To cry or not to cry? That is the question that vexes most mothers of newborn babies. Should we leave our infants to bawl their heads off in order to teach them to go to sleep by themselves, or should we rush and tend to their every squeak in order to salve their tender souls? Childcare expert, Penelope Leach has gone so far as to say those hard hearted mothers who leave their babes to scream are putting them at risk of brain damage in the future.
Penelope Leach is not a woman for whom I have a soft spot after her preachings put me under immense pressure when I had my first son. Her book, Your Baby and Child, The essential guide for every parent was recommended to me by my NCT teacher. As I was entirely clueless as to the process of caring for a baby I promptly went out and bought it and treated it as my bible, only problem was on every page I discovered I was doing something wrong.
The most memorable misdemeanour I recall was reading that I must smile at my baby at all times, lest he feel unloved. This at a time in my life when the moments tears weren't flowing down my cheeks were few and far between. I was a raging mess of hormones, guilt and suffering from a nasty bout of postnatal depression. I would gurn at the poor boy in a terrifying approximation of a smile, and all because this old witch had told me he would grow up feeling unloved if I didn't.
She is a psychologist whose theories are entirely child-centric and the latest is that you must rush to your baby as soon as he cries or else his poor little brain will be flooded with the stress hormone cortisol, which could cause brain damage in the long run. I stress the word could and that this expert finding is at odds with recent research from Australia's Murdoch Children's Research Institute which suggests that controlled crying has no detrimental effect on babies.
I am no expert, but I do know that controlled crying is the only thing that got me through with my four boys. Each one of them learnt to sleep through the night by being left to wail for a few moments before a parent rushed in to comfort them. At first they wailed a little more, but invariably they went off to sleep within a few moments. But the real point of this is that I couldn't have coped if they hadn't learned how to sleep.
No mother can function on no sleep, and caring for small children is hard graft. If leaving your baby to cry for short bursts enables you to create a sleep pattern that allows you to rest, you will be a better mother at the end of it. Of course I would never say that babies should be left to shriek endlessly, but to rush to comfort a child at every squeak is just setting yourself up for trouble.
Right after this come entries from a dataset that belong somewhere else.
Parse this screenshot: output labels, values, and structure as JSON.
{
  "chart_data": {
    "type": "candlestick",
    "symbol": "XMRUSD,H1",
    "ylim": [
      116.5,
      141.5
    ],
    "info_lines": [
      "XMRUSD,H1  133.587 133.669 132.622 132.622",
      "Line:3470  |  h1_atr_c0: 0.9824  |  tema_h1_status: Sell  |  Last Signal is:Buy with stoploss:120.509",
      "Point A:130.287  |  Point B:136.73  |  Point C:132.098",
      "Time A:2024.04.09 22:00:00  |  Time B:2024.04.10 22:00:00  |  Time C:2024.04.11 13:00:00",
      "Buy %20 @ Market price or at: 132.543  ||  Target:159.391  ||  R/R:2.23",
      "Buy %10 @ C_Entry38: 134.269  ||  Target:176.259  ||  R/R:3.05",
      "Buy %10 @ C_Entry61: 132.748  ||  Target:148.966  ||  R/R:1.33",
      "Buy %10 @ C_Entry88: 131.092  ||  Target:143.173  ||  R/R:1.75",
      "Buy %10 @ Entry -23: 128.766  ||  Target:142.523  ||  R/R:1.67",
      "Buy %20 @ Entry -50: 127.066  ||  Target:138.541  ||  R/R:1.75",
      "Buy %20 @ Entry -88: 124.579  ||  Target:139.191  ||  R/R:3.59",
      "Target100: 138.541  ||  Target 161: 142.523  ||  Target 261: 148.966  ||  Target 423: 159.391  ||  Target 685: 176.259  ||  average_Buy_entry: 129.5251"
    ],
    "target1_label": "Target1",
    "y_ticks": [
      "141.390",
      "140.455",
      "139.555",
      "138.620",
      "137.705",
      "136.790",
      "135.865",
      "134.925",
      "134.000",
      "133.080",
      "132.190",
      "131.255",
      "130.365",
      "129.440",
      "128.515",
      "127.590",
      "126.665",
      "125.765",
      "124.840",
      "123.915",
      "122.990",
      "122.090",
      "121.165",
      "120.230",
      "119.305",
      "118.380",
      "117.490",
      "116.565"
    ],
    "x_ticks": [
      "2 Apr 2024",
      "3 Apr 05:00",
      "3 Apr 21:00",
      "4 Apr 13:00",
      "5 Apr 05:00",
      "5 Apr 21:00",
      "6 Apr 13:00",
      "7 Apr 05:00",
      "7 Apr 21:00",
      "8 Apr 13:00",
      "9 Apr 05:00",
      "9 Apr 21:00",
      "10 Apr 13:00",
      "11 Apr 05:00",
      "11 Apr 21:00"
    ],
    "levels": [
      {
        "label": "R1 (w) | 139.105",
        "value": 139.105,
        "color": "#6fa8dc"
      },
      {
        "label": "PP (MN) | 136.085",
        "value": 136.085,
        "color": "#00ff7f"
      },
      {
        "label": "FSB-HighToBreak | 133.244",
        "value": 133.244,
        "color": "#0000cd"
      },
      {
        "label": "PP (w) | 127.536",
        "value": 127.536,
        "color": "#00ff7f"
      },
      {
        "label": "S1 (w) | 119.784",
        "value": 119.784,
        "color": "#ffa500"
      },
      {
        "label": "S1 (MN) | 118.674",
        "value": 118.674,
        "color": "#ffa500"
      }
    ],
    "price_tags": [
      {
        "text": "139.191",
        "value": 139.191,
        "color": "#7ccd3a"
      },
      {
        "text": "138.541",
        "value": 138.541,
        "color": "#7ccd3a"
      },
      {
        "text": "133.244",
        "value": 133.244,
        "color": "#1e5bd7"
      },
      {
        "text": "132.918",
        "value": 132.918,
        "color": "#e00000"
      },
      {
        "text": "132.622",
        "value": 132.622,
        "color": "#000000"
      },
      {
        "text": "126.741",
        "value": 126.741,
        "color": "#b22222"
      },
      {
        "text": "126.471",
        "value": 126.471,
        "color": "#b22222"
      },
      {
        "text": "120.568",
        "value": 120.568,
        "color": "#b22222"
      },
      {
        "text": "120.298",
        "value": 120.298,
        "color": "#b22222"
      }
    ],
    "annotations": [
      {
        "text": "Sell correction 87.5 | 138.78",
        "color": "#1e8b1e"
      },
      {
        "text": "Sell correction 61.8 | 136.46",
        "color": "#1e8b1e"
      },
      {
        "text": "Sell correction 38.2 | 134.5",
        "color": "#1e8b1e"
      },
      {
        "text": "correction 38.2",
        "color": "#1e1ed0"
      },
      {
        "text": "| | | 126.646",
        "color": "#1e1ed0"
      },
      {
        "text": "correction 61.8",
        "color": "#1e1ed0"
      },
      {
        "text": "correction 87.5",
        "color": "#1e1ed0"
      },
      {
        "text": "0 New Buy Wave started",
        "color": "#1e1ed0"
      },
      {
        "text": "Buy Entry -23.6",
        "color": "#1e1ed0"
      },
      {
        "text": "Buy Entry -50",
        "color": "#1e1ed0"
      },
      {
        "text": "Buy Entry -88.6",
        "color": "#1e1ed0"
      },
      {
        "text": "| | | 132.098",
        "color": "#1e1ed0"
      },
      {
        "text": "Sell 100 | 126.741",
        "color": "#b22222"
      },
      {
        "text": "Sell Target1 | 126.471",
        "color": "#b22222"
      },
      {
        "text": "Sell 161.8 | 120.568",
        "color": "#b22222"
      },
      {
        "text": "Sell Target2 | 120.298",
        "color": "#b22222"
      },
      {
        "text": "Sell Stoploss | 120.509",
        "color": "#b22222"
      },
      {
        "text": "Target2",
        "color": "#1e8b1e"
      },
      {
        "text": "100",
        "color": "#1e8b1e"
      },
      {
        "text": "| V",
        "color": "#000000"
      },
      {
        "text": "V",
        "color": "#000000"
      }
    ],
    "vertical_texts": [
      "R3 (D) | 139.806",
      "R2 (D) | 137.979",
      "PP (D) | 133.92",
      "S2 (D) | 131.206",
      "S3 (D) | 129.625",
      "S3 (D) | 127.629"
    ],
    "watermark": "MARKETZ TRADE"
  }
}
I suppose I am falling into the trap of all these so called experts and laying down the law over what is wrong or right when it comes to parenting. Perhaps there are tougher mums who can cope on no sleep and if this is the case then there is no harm to leaping every time your baby squeals. But for most mums creating a sleep routine that allows us to rest makes us better mothers, and the last thing we need is another expert weighing in and making us feel guilty about just trying to get through as best we can.